Excellent schools are no accident
I'll start out immediately by admitting I'm very biased. For 36 years my top priorities in life were in order: my family, my faith, my students, my friends, and my community. In 1999 I retired from teaching and with my wife Judy came to live on Big Pine, where we still reside year around. Financially, we get by on my Teacher's Retirement, which I paid into all during my job years, and our combined Social Security. In the overall scheme of economic security, I suppose we are in the lower half of the middle class.

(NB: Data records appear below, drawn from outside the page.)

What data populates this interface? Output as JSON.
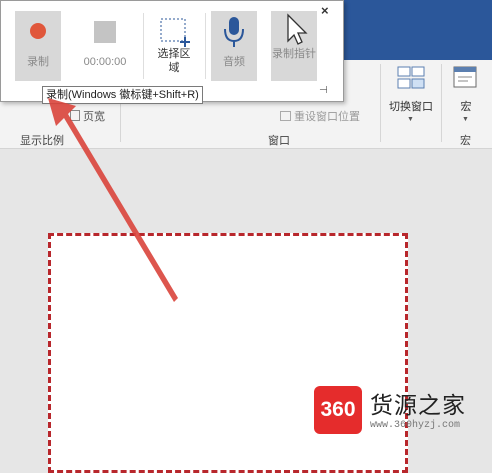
{
  "toolbar": {
    "record_label": "录制",
    "time_label": "00:00:00",
    "select_area_label": "选择区域",
    "audio_label": "音频",
    "record_pointer_label": "录制指针",
    "close": "×",
    "pin": "⊣",
    "tooltip": "录制(Windows 徽标键+Shift+R)"
  },
  "ribbon": {
    "zoom_group_label": "显示比例",
    "fit_width": "页宽",
    "reset_window_position": "重设窗口位置",
    "window_group_label": "窗口",
    "switch_window": "切换窗口",
    "macro": "宏",
    "macro_group_label": "宏"
  },
  "watermark": {
    "badge": "360",
    "brand": "货源之家",
    "url": "www.360hyzj.com"
  },
  "colors": {
    "record_dot": "#e0573b",
    "slide_border": "#b8272c",
    "arrow": "#d9443b",
    "title_bar": "#2b579a"
  }
}
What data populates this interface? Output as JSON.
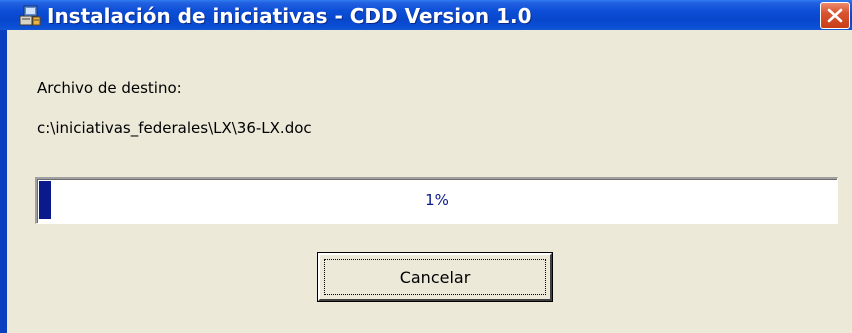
{
  "window": {
    "title": "Instalación de iniciativas - CDD Version 1.0",
    "title_icon": "installer-icon",
    "close_icon": "close-icon"
  },
  "labels": {
    "destination_caption": "Archivo de destino:",
    "destination_path": "c:\\iniciativas_federales\\LX\\36-LX.doc"
  },
  "progress": {
    "percent": 1,
    "text": "1%",
    "fill_color": "#0a1a8c"
  },
  "buttons": {
    "cancel_label": "Cancelar"
  },
  "colors": {
    "titlebar": "#0847cc",
    "client_background": "#ece9d8",
    "close_button": "#d8542f"
  }
}
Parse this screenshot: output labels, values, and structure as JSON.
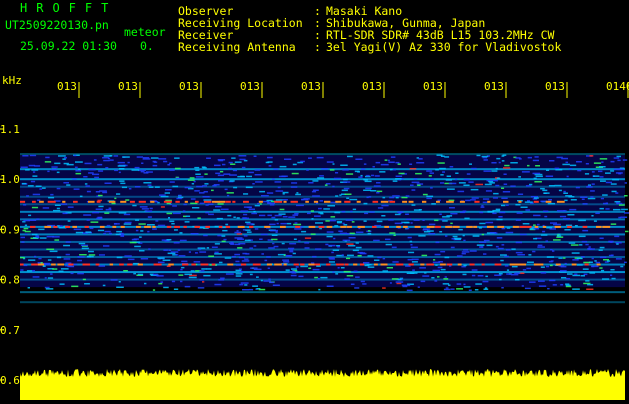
{
  "header": {
    "app_title": "HROFFT",
    "filename": "UT2509220130.pn",
    "mode": "meteor",
    "datetime": "25.09.22 01:30",
    "count": "0.",
    "info": [
      {
        "label": "Observer",
        "value": "Masaki Kano"
      },
      {
        "label": "Receiving Location",
        "value": "Shibukawa, Gunma, Japan"
      },
      {
        "label": "Receiver",
        "value": "RTL-SDR SDR# 43dB L15 103.2MHz CW"
      },
      {
        "label": "Receiving Antenna",
        "value": "3el Yagi(V) Az 330 for Vladivostok"
      }
    ]
  },
  "plot": {
    "unit_label": "kHz",
    "time_ticks": [
      "013",
      "013",
      "013",
      "013",
      "013",
      "013",
      "013",
      "013",
      "013",
      "0140"
    ],
    "freq_ticks": [
      "1.1",
      "1.0",
      "0.9",
      "0.8",
      "0.7",
      "0.6"
    ],
    "colors": {
      "background": "#000000",
      "spectrum_base": "#0a0a80",
      "signal_mid": "#00c0ff",
      "signal_high": "#30ff60",
      "signal_peak": "#ff3020",
      "baseline": "#ffff00",
      "text": "#ffff00"
    }
  }
}
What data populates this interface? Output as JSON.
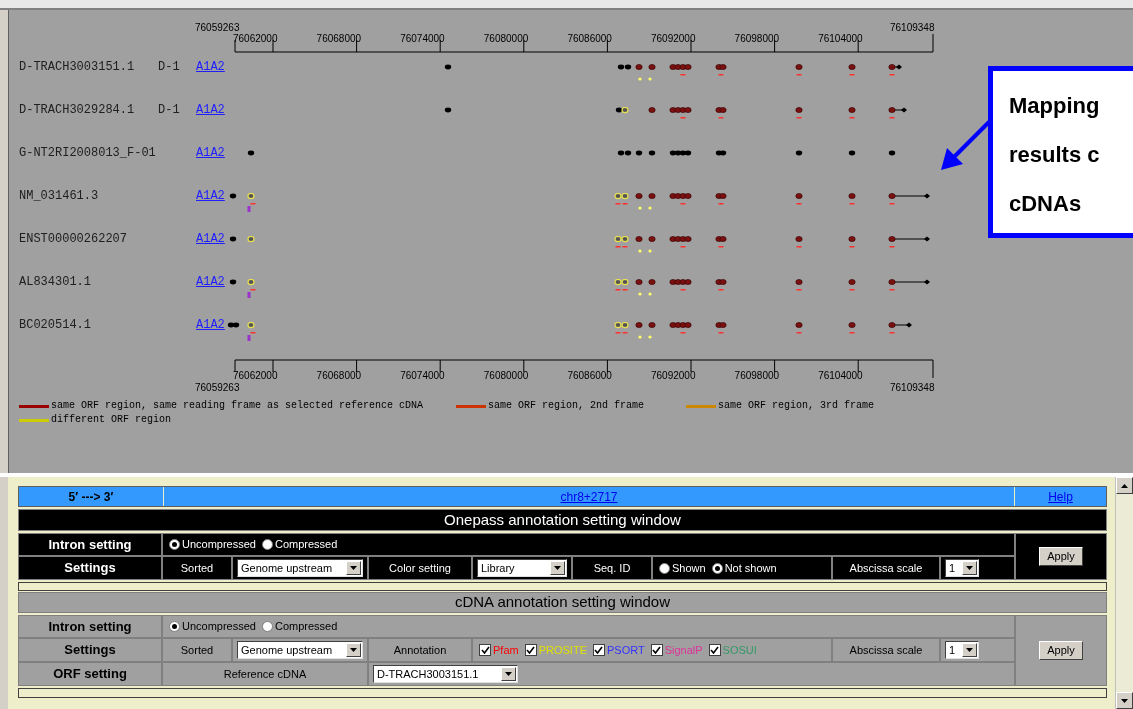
{
  "map": {
    "axis_top": {
      "start": "76059263",
      "ticks": [
        "76062000",
        "76068000",
        "76074000",
        "76080000",
        "76086000",
        "76092000",
        "76098000",
        "76104000"
      ],
      "end": "76109348"
    },
    "rows": [
      {
        "name": "D-TRACH3003151.1",
        "tag": "D-1",
        "link": "A1A2"
      },
      {
        "name": "D-TRACH3029284.1",
        "tag": "D-1",
        "link": "A1A2"
      },
      {
        "name": "G-NT2RI2008013_F-01",
        "link": "A1A2"
      },
      {
        "name": "NM_031461.3",
        "link": "A1A2"
      },
      {
        "name": "ENST00000262207",
        "link": "A1A2"
      },
      {
        "name": "AL834301.1",
        "link": "A1A2"
      },
      {
        "name": "BC020514.1",
        "link": "A1A2"
      }
    ],
    "axis_bottom": {
      "start": "76059263",
      "ticks": [
        "76062000",
        "76068000",
        "76074000",
        "76080000",
        "76086000",
        "76092000",
        "76098000",
        "76104000"
      ],
      "end": "76109348"
    },
    "legend": [
      {
        "label": "same ORF region, same reading frame as selected reference cDNA",
        "color": "#990000"
      },
      {
        "label": "same ORF region, 2nd frame",
        "color": "#cc3300"
      },
      {
        "label": "same ORF region, 3rd frame",
        "color": "#cc8800"
      },
      {
        "label": "different ORF region",
        "color": "#cccc00"
      }
    ],
    "callout": {
      "lines": [
        "Mapping",
        "results c",
        "cDNAs"
      ]
    }
  },
  "settings": {
    "header": {
      "direction": "5′ ---> 3′",
      "locus": "chr8+2717",
      "help": "Help"
    },
    "onepass": {
      "title": "Onepass annotation setting window",
      "intron": {
        "label": "Intron setting",
        "options": [
          {
            "label": "Uncompressed",
            "selected": true
          },
          {
            "label": "Compressed",
            "selected": false
          }
        ]
      },
      "settings": {
        "label": "Settings",
        "sorted_label": "Sorted",
        "sorted_value": "Genome upstream",
        "color_label": "Color setting",
        "color_value": "Library",
        "seq_id_label": "Seq. ID",
        "seq_id_options": [
          {
            "label": "Shown",
            "selected": false
          },
          {
            "label": "Not shown",
            "selected": true
          }
        ],
        "scale_label": "Abscissa scale",
        "scale_value": "1"
      },
      "apply": "Apply"
    },
    "cdna": {
      "title": "cDNA annotation setting window",
      "intron": {
        "label": "Intron setting",
        "options": [
          {
            "label": "Uncompressed",
            "selected": true
          },
          {
            "label": "Compressed",
            "selected": false
          }
        ]
      },
      "settings": {
        "label": "Settings",
        "sorted_label": "Sorted",
        "sorted_value": "Genome upstream",
        "annotation_label": "Annotation",
        "annotations": [
          {
            "label": "Pfam",
            "checked": true,
            "color": "#ff0000"
          },
          {
            "label": "PROSITE",
            "checked": true,
            "color": "#e0e000"
          },
          {
            "label": "PSORT",
            "checked": true,
            "color": "#3333ff"
          },
          {
            "label": "SignalP",
            "checked": true,
            "color": "#dd3399"
          },
          {
            "label": "SOSUI",
            "checked": true,
            "color": "#339966"
          }
        ],
        "scale_label": "Abscissa scale",
        "scale_value": "1"
      },
      "orf": {
        "label": "ORF setting",
        "reference_label": "Reference cDNA",
        "reference_value": "D-TRACH3003151.1"
      },
      "apply": "Apply"
    }
  }
}
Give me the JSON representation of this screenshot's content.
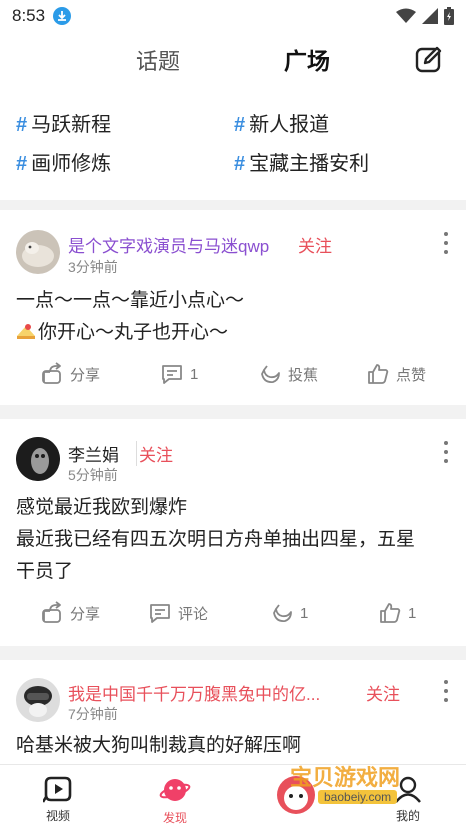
{
  "status": {
    "time": "8:53"
  },
  "tabs": {
    "topic": "话题",
    "square": "广场"
  },
  "topics": [
    {
      "label": "马跃新程"
    },
    {
      "label": "新人报道"
    },
    {
      "label": "画师修炼"
    },
    {
      "label": "宝藏主播安利"
    }
  ],
  "posts": [
    {
      "username": "是个文字戏演员与马迷qwp",
      "follow": "关注",
      "time": "3分钟前",
      "lines": [
        "一点～一点～靠近小点心～",
        "你开心～丸子也开心～"
      ],
      "share": "分享",
      "comment": "1",
      "feed": "投蕉",
      "like": "点赞"
    },
    {
      "username": "李兰娟",
      "follow": "关注",
      "time": "5分钟前",
      "lines": [
        "感觉最近我欧到爆炸",
        "最近我已经有四五次明日方舟单抽出四星，五星",
        "干员了"
      ],
      "share": "分享",
      "comment": "评论",
      "feed": "1",
      "like": "1"
    },
    {
      "username": "我是中国千千万万腹黑兔中的亿...",
      "follow": "关注",
      "time": "7分钟前",
      "lines": [
        "哈基米被大狗叫制裁真的好解压啊"
      ]
    }
  ],
  "bottom_nav": {
    "video": "视频",
    "discover": "发现",
    "mine": "我的"
  },
  "watermark": {
    "title": "宝贝游戏网",
    "url": "baobeiy.com"
  },
  "colors": {
    "accent": "#e8505b",
    "hashtag": "#3a8ee0",
    "purple_name": "#8a4fd0"
  }
}
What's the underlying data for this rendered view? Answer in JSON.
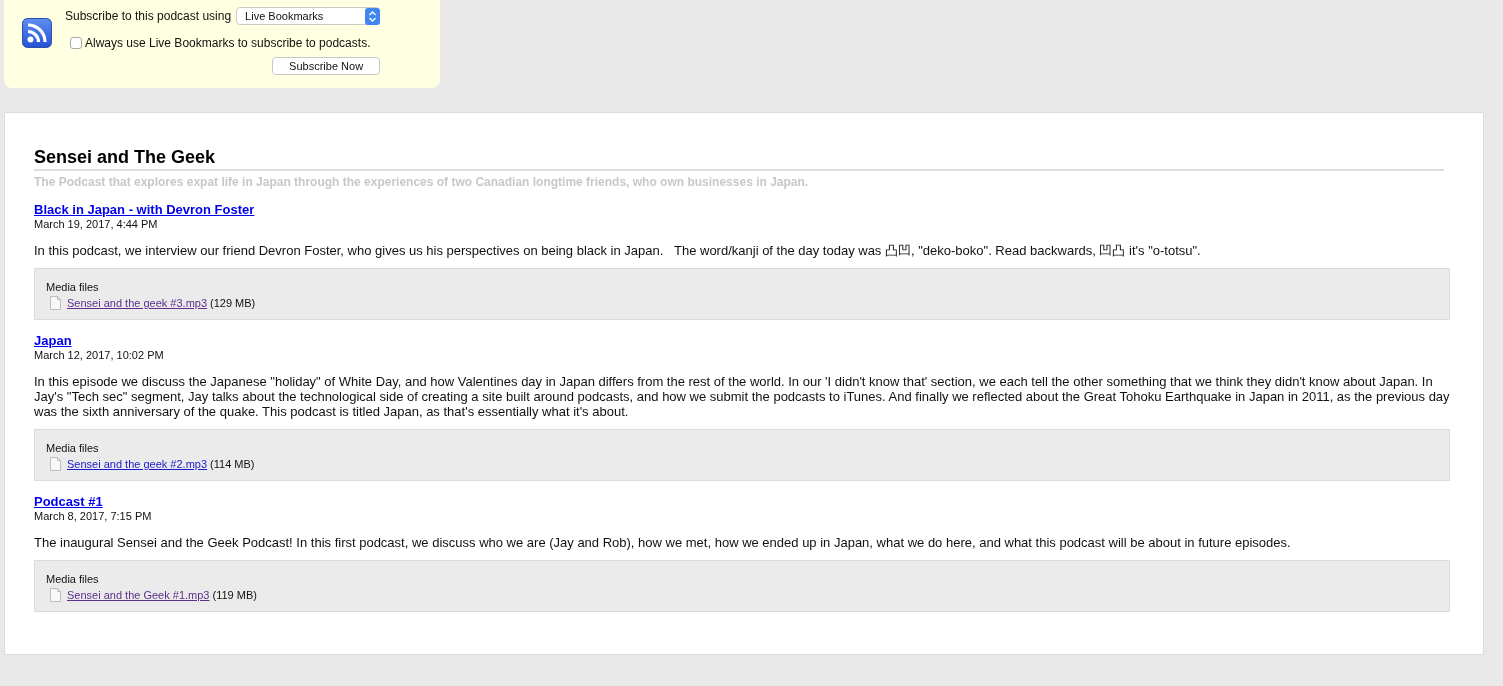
{
  "subscribe": {
    "label": "Subscribe to this podcast using",
    "reader": "Live Bookmarks",
    "always_use": {
      "label": "Always use Live Bookmarks to subscribe to podcasts.",
      "checked": false
    },
    "button": "Subscribe Now"
  },
  "feed": {
    "title": "Sensei and The Geek",
    "subtitle": "The Podcast that explores expat life in Japan through the experiences of two Canadian longtime friends, who own businesses in Japan."
  },
  "entries": [
    {
      "title": "Black in Japan - with Devron Foster",
      "date": "March 19, 2017, 4:44 PM",
      "description": "In this podcast, we interview our friend Devron Foster, who gives us his perspectives on being black in Japan.   The word/kanji of the day today was 凸凹, \"deko-boko\". Read backwards, 凹凸 it's \"o-totsu\".",
      "media": {
        "heading": "Media files",
        "files": [
          {
            "name": "Sensei and the geek #3.mp3",
            "size": "(129 MB)",
            "visited": true
          }
        ]
      }
    },
    {
      "title": "Japan",
      "date": "March 12, 2017, 10:02 PM",
      "description": "In this episode we discuss the Japanese \"holiday\" of White Day, and how Valentines day in Japan differs from the rest of the world. In our 'I didn't know that' section, we each tell the other something that we think they didn't know about Japan. In Jay's \"Tech sec\" segment, Jay talks about the technological side of creating a site built around podcasts, and how we submit the podcasts to iTunes. And finally we reflected about the Great Tohoku Earthquake in Japan in 2011, as the previous day was the sixth anniversary of the quake. This podcast is titled Japan, as that's essentially what it's about.",
      "media": {
        "heading": "Media files",
        "files": [
          {
            "name": "Sensei and the geek #2.mp3",
            "size": "(114 MB)",
            "visited": false
          }
        ]
      }
    },
    {
      "title": "Podcast #1",
      "date": "March 8, 2017, 7:15 PM",
      "description": "The inaugural Sensei and the Geek Podcast! In this first podcast, we discuss who we are (Jay and Rob), how we met, how we ended up in Japan, what we do here, and what this podcast will be about in future episodes.",
      "media": {
        "heading": "Media files",
        "files": [
          {
            "name": "Sensei and the Geek #1.mp3",
            "size": "(119 MB)",
            "visited": true
          }
        ]
      }
    }
  ]
}
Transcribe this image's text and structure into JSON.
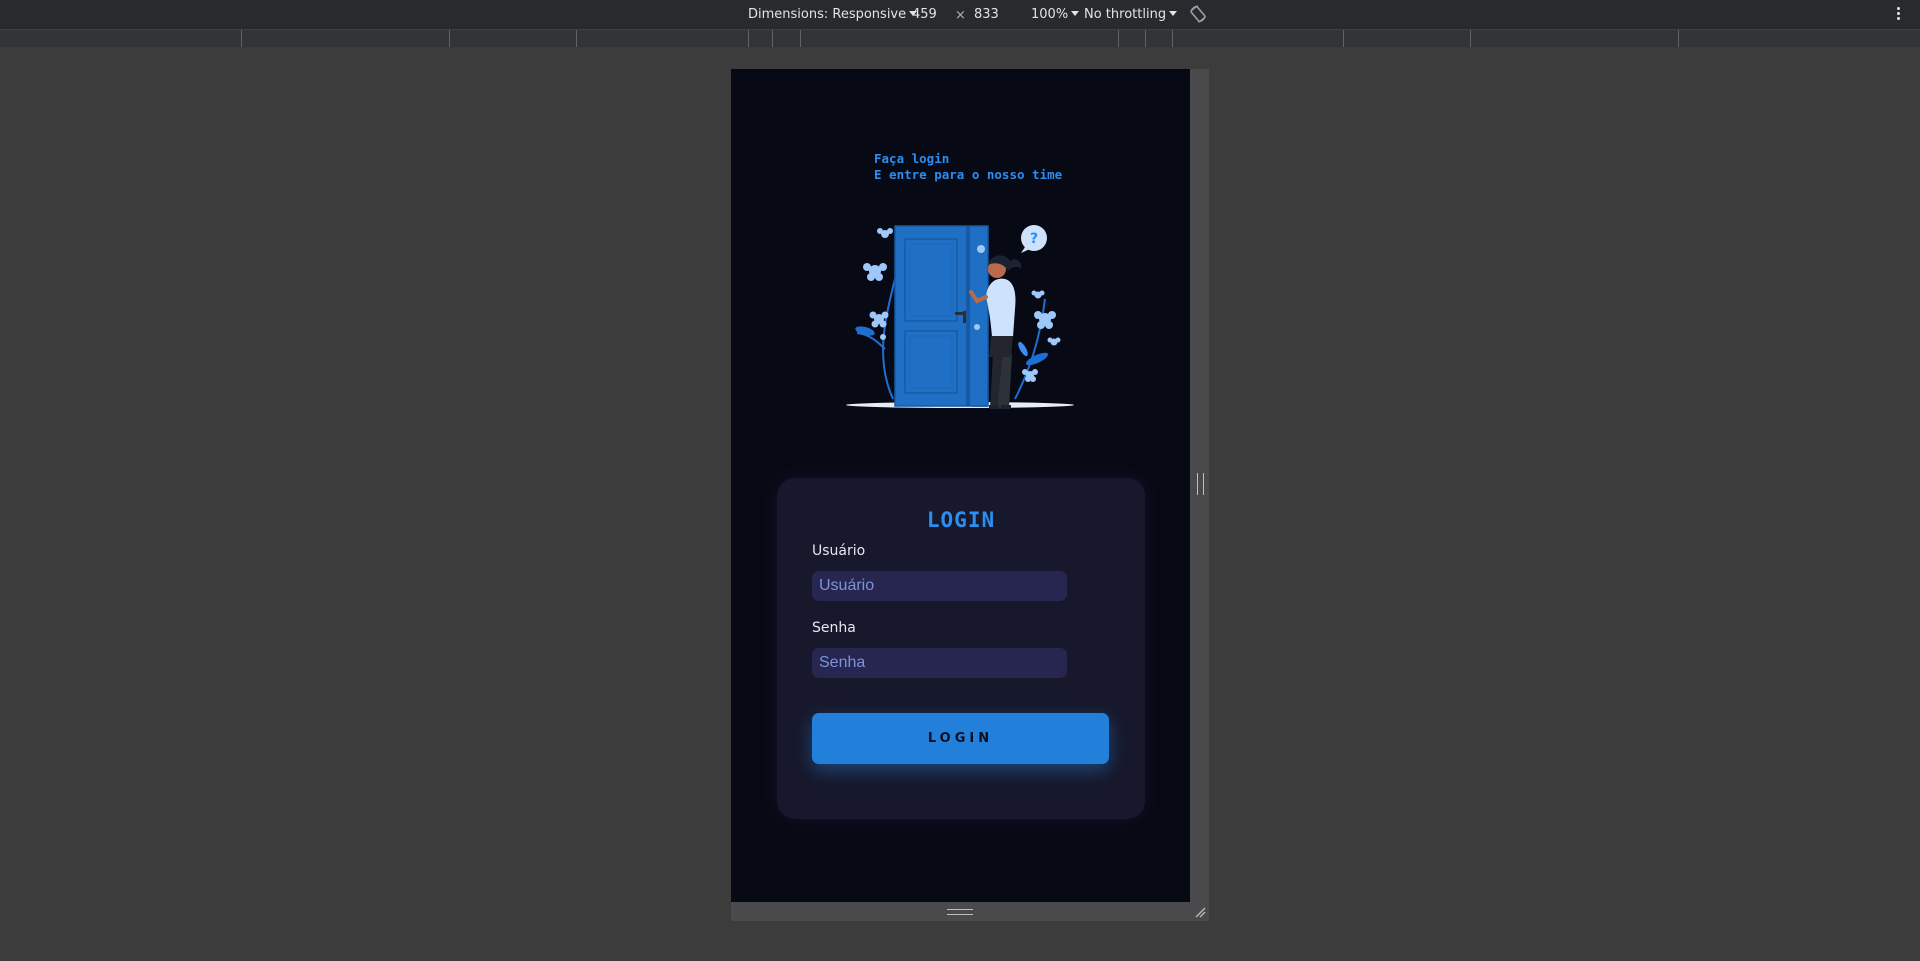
{
  "devtools": {
    "dimensions_label": "Dimensions: Responsive",
    "width_value": "459",
    "times_sign": "×",
    "height_value": "833",
    "zoom_label": "100%",
    "throttling_label": "No throttling"
  },
  "page": {
    "greeting_line1": "Faça login",
    "greeting_line2": "E entre para o nosso time",
    "login_title": "LOGIN",
    "username_label": "Usuário",
    "username_placeholder": "Usuário",
    "password_label": "Senha",
    "password_placeholder": "Senha",
    "login_button": "LOGIN"
  },
  "colors": {
    "accent": "#2b8ef0",
    "button": "#2380da",
    "background": "#070914",
    "card": "#17182b",
    "input": "#262650"
  },
  "icons": {
    "rotate": "rotate-icon",
    "more": "more-vertical-icon",
    "question": "question-bubble-icon"
  }
}
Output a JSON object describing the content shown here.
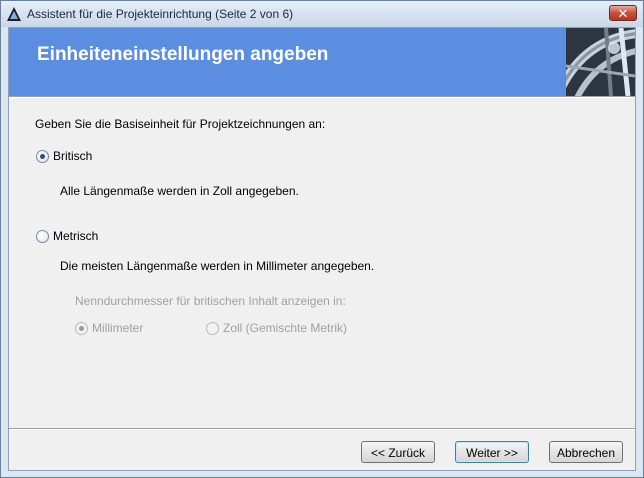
{
  "window": {
    "title": "Assistent für die Projekteinrichtung (Seite 2 von 6)"
  },
  "banner": {
    "title": "Einheiteneinstellungen angeben"
  },
  "content": {
    "prompt": "Geben Sie die Basiseinheit für Projektzeichnungen an:",
    "british": {
      "label": "Britisch",
      "description": "Alle Längenmaße werden in Zoll angegeben.",
      "selected": true
    },
    "metric": {
      "label": "Metrisch",
      "description": "Die meisten Längenmaße werden in Millimeter angegeben.",
      "selected": false
    },
    "nominal": {
      "label": "Nenndurchmesser für britischen Inhalt anzeigen in:",
      "options": [
        {
          "label": "Millimeter",
          "selected": true,
          "enabled": false
        },
        {
          "label": "Zoll (Gemischte Metrik)",
          "selected": false,
          "enabled": false
        }
      ]
    }
  },
  "buttons": {
    "back": "<< Zurück",
    "next": "Weiter >>",
    "cancel": "Abbrechen"
  },
  "icons": {
    "app": "autocad-logo-icon",
    "close": "close-icon"
  }
}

Most of you don't know me because Judy and I tend to keep to ourselves and are not what you'd call social activists. Still, we feel fortunate to live in a place where we love it and near a community as progressively energetic as Perham is. We do almost of our business within Perham because we believe it's important to support the businesses here. Every week we faithfully read the Perham paper from cover to cover, and we've noticed time and again at the center of everything about this good place to live are Perham's schools, which brings me back to my opening statement concerning being very biased.
I'm definitely going to vote yes on the upcoming school referendum, and for what I consider no-brainer reasons. When I taught at Marshall in Southwestern Minnesota, I was the school's Teacher of the Year in 1996, Southwest Minnesota's Teacher of the Year in 1997, a semi-finalist for Minnesota's Teacher of the Year in 1997, Wal-Mart's Teacher of the Year in 1997, and elected to Marshall School's Hall of Honor in 2005. Now I know this sounds as if I'm very full of myself, but that's not at all why I mention these things. I know what a very good school looks like, and Perham has one of the best I've ever run across. During my career I served on several North Central Evaluation teams and went all over Minnesota to grade public schools. I saw none that were any better than Perham's school system and many that were far less impressive. In both curricular and extra-curricular areas your schools are a community treasure and one of which you should be exceedingly proud. This accomplishment in a time when school after school is having to cut back on staff, programs, and extracurriculars is extraordinary and no accident. It's a matter of many people working very hard to achieve the goal of excellence: administration, school board, staff, support staff, students, parents, businesses, and community. More than ever, in these days it's also a matter of shared sacrifices.
I realize why some of you are urging a no vote on this referendum, and it's not up to me to second-guess your situations. From a personal perspective, the inevitable and substantial raise in my personal property taxes will not be easy for us. Still, I can't come up with a single place in which I'd rather invest than in the future of my community's young people. I absolutely believe our Superintendent when she says the referendum is not about frills but about maintaining what we have, and there have been superintendents I haven't trusted much farther than I could throw them. One way I guarantee that you can turn a school into a mediocre one is by needlessly increasing class sizes and by showing what is clearly an excellent staff that you really don't value their work and commitment that much. I hope and pray that enough of you see things as I do come election day.
Greg Van Hee, Perham